> **TASK GOAL**
Using the entries that follow, give only the number of lines with the word "orange" in them.

(Records from a data source)

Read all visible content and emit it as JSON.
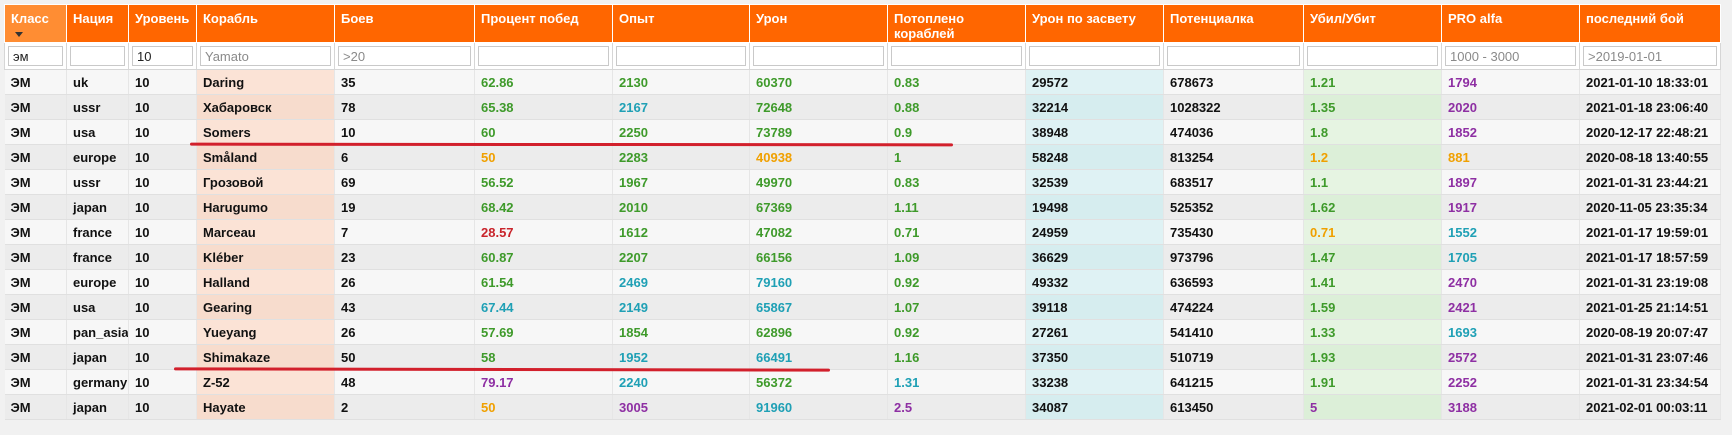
{
  "columns": [
    "Класс",
    "Нация",
    "Уровень",
    "Корабль",
    "Боев",
    "Процент побед",
    "Опыт",
    "Урон",
    "Потоплено кораблей",
    "Урон по засвету",
    "Потенциалка",
    "Убил/Убит",
    "PRO alfa",
    "последний бой"
  ],
  "filters": {
    "class_value": "эм",
    "level_value": "10",
    "ship_placeholder": "Yamato",
    "battles_placeholder": ">20",
    "pro_placeholder": "1000 - 3000",
    "last_battle_placeholder": ">2019-01-01"
  },
  "colors": {
    "green": "#3e9a2a",
    "teal": "#1fa0b5",
    "purple": "#8e2fa3",
    "orange": "#f0a000",
    "red": "#c9242b",
    "header": "#ff6600"
  },
  "rows": [
    {
      "cls": "ЭМ",
      "nation": "uk",
      "tier": "10",
      "ship": "Daring",
      "battles": "35",
      "wr": "62.86",
      "wr_c": "green",
      "xp": "2130",
      "xp_c": "green",
      "dmg": "60370",
      "dmg_c": "green",
      "kills": "0.83",
      "kills_c": "green",
      "spot": "29572",
      "pot": "678673",
      "kd": "1.21",
      "kd_c": "green",
      "pro": "1794",
      "pro_c": "purple",
      "last": "2021-01-10 18:33:01"
    },
    {
      "cls": "ЭМ",
      "nation": "ussr",
      "tier": "10",
      "ship": "Хабаровск",
      "battles": "78",
      "wr": "65.38",
      "wr_c": "green",
      "xp": "2167",
      "xp_c": "teal",
      "dmg": "72648",
      "dmg_c": "green",
      "kills": "0.88",
      "kills_c": "green",
      "spot": "32214",
      "pot": "1028322",
      "kd": "1.35",
      "kd_c": "green",
      "pro": "2020",
      "pro_c": "purple",
      "last": "2021-01-18 23:06:40"
    },
    {
      "cls": "ЭМ",
      "nation": "usa",
      "tier": "10",
      "ship": "Somers",
      "battles": "10",
      "wr": "60",
      "wr_c": "green",
      "xp": "2250",
      "xp_c": "green",
      "dmg": "73789",
      "dmg_c": "green",
      "kills": "0.9",
      "kills_c": "green",
      "spot": "38948",
      "pot": "474036",
      "kd": "1.8",
      "kd_c": "green",
      "pro": "1852",
      "pro_c": "purple",
      "last": "2020-12-17 22:48:21"
    },
    {
      "cls": "ЭМ",
      "nation": "europe",
      "tier": "10",
      "ship": "Småland",
      "battles": "6",
      "wr": "50",
      "wr_c": "orange",
      "xp": "2283",
      "xp_c": "green",
      "dmg": "40938",
      "dmg_c": "orange",
      "kills": "1",
      "kills_c": "green",
      "spot": "58248",
      "pot": "813254",
      "kd": "1.2",
      "kd_c": "orange",
      "pro": "881",
      "pro_c": "orange",
      "last": "2020-08-18 13:40:55"
    },
    {
      "cls": "ЭМ",
      "nation": "ussr",
      "tier": "10",
      "ship": "Грозовой",
      "battles": "69",
      "wr": "56.52",
      "wr_c": "green",
      "xp": "1967",
      "xp_c": "green",
      "dmg": "49970",
      "dmg_c": "green",
      "kills": "0.83",
      "kills_c": "green",
      "spot": "32539",
      "pot": "683517",
      "kd": "1.1",
      "kd_c": "green",
      "pro": "1897",
      "pro_c": "purple",
      "last": "2021-01-31 23:44:21"
    },
    {
      "cls": "ЭМ",
      "nation": "japan",
      "tier": "10",
      "ship": "Harugumo",
      "battles": "19",
      "wr": "68.42",
      "wr_c": "green",
      "xp": "2010",
      "xp_c": "green",
      "dmg": "67369",
      "dmg_c": "green",
      "kills": "1.11",
      "kills_c": "green",
      "spot": "19498",
      "pot": "525352",
      "kd": "1.62",
      "kd_c": "green",
      "pro": "1917",
      "pro_c": "purple",
      "last": "2020-11-05 23:35:34"
    },
    {
      "cls": "ЭМ",
      "nation": "france",
      "tier": "10",
      "ship": "Marceau",
      "battles": "7",
      "wr": "28.57",
      "wr_c": "red",
      "xp": "1612",
      "xp_c": "green",
      "dmg": "47082",
      "dmg_c": "green",
      "kills": "0.71",
      "kills_c": "green",
      "spot": "24959",
      "pot": "735430",
      "kd": "0.71",
      "kd_c": "orange",
      "pro": "1552",
      "pro_c": "teal",
      "last": "2021-01-17 19:59:01"
    },
    {
      "cls": "ЭМ",
      "nation": "france",
      "tier": "10",
      "ship": "Kléber",
      "battles": "23",
      "wr": "60.87",
      "wr_c": "green",
      "xp": "2207",
      "xp_c": "green",
      "dmg": "66156",
      "dmg_c": "green",
      "kills": "1.09",
      "kills_c": "green",
      "spot": "36629",
      "pot": "973796",
      "kd": "1.47",
      "kd_c": "green",
      "pro": "1705",
      "pro_c": "teal",
      "last": "2021-01-17 18:57:59"
    },
    {
      "cls": "ЭМ",
      "nation": "europe",
      "tier": "10",
      "ship": "Halland",
      "battles": "26",
      "wr": "61.54",
      "wr_c": "green",
      "xp": "2469",
      "xp_c": "teal",
      "dmg": "79160",
      "dmg_c": "teal",
      "kills": "0.92",
      "kills_c": "green",
      "spot": "49332",
      "pot": "636593",
      "kd": "1.41",
      "kd_c": "green",
      "pro": "2470",
      "pro_c": "purple",
      "last": "2021-01-31 23:19:08"
    },
    {
      "cls": "ЭМ",
      "nation": "usa",
      "tier": "10",
      "ship": "Gearing",
      "battles": "43",
      "wr": "67.44",
      "wr_c": "teal",
      "xp": "2149",
      "xp_c": "teal",
      "dmg": "65867",
      "dmg_c": "teal",
      "kills": "1.07",
      "kills_c": "green",
      "spot": "39118",
      "pot": "474224",
      "kd": "1.59",
      "kd_c": "green",
      "pro": "2421",
      "pro_c": "purple",
      "last": "2021-01-25 21:14:51"
    },
    {
      "cls": "ЭМ",
      "nation": "pan_asia",
      "tier": "10",
      "ship": "Yueyang",
      "battles": "26",
      "wr": "57.69",
      "wr_c": "green",
      "xp": "1854",
      "xp_c": "green",
      "dmg": "62896",
      "dmg_c": "green",
      "kills": "0.92",
      "kills_c": "green",
      "spot": "27261",
      "pot": "541410",
      "kd": "1.33",
      "kd_c": "green",
      "pro": "1693",
      "pro_c": "teal",
      "last": "2020-08-19 20:07:47"
    },
    {
      "cls": "ЭМ",
      "nation": "japan",
      "tier": "10",
      "ship": "Shimakaze",
      "battles": "50",
      "wr": "58",
      "wr_c": "green",
      "xp": "1952",
      "xp_c": "teal",
      "dmg": "66491",
      "dmg_c": "teal",
      "kills": "1.16",
      "kills_c": "green",
      "spot": "37350",
      "pot": "510719",
      "kd": "1.93",
      "kd_c": "green",
      "pro": "2572",
      "pro_c": "purple",
      "last": "2021-01-31 23:07:46"
    },
    {
      "cls": "ЭМ",
      "nation": "germany",
      "tier": "10",
      "ship": "Z-52",
      "battles": "48",
      "wr": "79.17",
      "wr_c": "purple",
      "xp": "2240",
      "xp_c": "teal",
      "dmg": "56372",
      "dmg_c": "green",
      "kills": "1.31",
      "kills_c": "teal",
      "spot": "33238",
      "pot": "641215",
      "kd": "1.91",
      "kd_c": "green",
      "pro": "2252",
      "pro_c": "purple",
      "last": "2021-01-31 23:34:54"
    },
    {
      "cls": "ЭМ",
      "nation": "japan",
      "tier": "10",
      "ship": "Hayate",
      "battles": "2",
      "wr": "50",
      "wr_c": "orange",
      "xp": "3005",
      "xp_c": "purple",
      "dmg": "91960",
      "dmg_c": "teal",
      "kills": "2.5",
      "kills_c": "purple",
      "spot": "34087",
      "pot": "613450",
      "kd": "5",
      "kd_c": "purple",
      "pro": "3188",
      "pro_c": "purple",
      "last": "2021-02-01 00:03:11"
    }
  ]
}
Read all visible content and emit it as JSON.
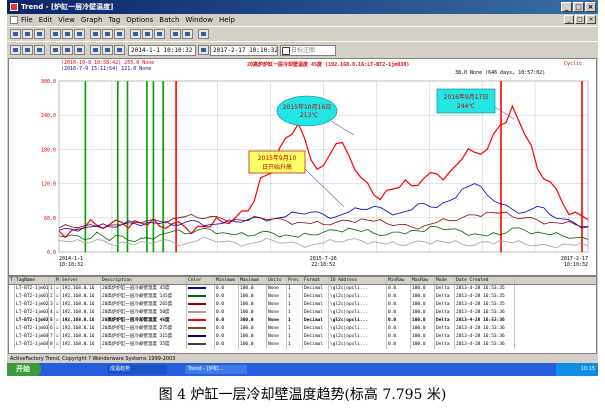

> **ANSWER SPACE**
7